The Sweep, which took place from 12 to 18 May 2014, involved 26 privacy enforcement authorities from around the world, up from 19 international participants during last year’s inaugural event. The growth of this year’s Sweep shows privacy enforcement authorities are more committed than ever to working together to promote privacy protection.

The Sweep did not involve an in-depth analysis of the privacy practices of each mobile app, but the exercise sought to replicate the consumer experience by spending a few minutes per site checking for performance against a set of criteria.

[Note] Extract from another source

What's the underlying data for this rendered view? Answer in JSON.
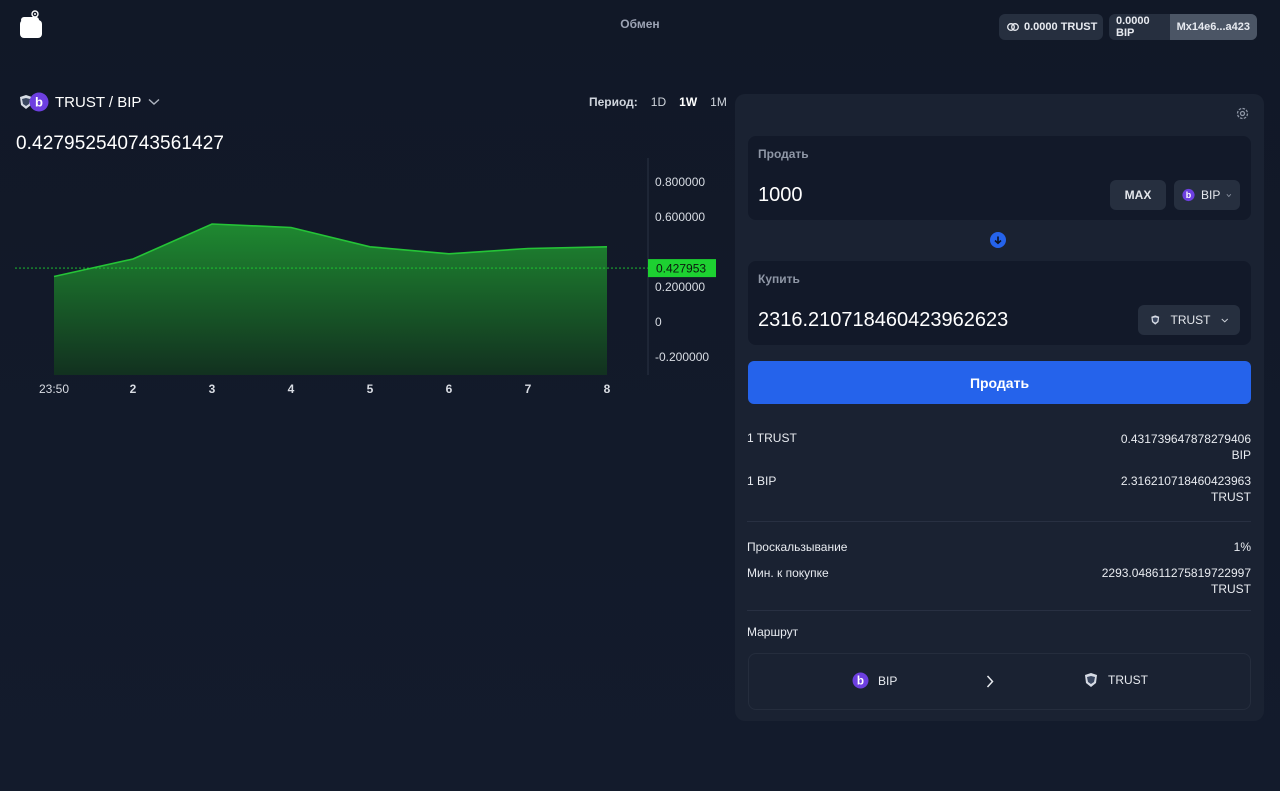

The Sweep was not an investigation, nor was it intended to conclusively identify compliance issues or legislative breaches. The GPEN initiative is aimed at encouraging organisations to comply with privacy legislation and to enhance co-operation between privacy enforcement authorities.

2014 Sweep highlights — Global and Australian results

  • Three-quarters of all apps examined requested one or more permissions, the most common of which included location, device ID, access to other accounts, camera and contacts. The proportion of apps requesting permissions and the potential sensitivity associated with the information highlights the need for apps to be more transparent.
  • Some 59% (Global result) and 67.9% (Australian result) of apps left sweepers scrambling to find pre-installation privacy communications. Many offered little information about why the data was being collected or how it was being used prior to download, or provided links to webpages with privacy policies that were not tailored to the app itself. In other cases, the links led to social media pages that didn’t work or required the user to log in. Sometimes it was difficult to determine who the developer or data controller was.
  • For 31% (Global result) and 11.3% (Australian result), of the apps, sweepers expressed concern about the nature of the permissions being sought. Sweepers felt the apps requested access to information that exceeded their functionality, at least based on the sweepers’ own understanding of the app and the associated privacy policy.
  • Some 43% (Global result) and 22.6% (Australian result) of apps did not tailor privacy communications to the small screen. Sweepers complained of small print and lengthy privacy policies that required scrolling or clicking through multiple pages. Best practices included using pop-ups, layered information and just-in-time notification to inform users of potential collections or uses of information when they were about to happen.
  • Just a fraction of apps examined, 15% (Global result) and 15% (Australian result), provided a clear explanation of how it would collect, use and disclose personal information. The most ‘privacy friendly’ apps offered brief, easy to understand explanations of what the app would and would not collect and use pursuant to each permission.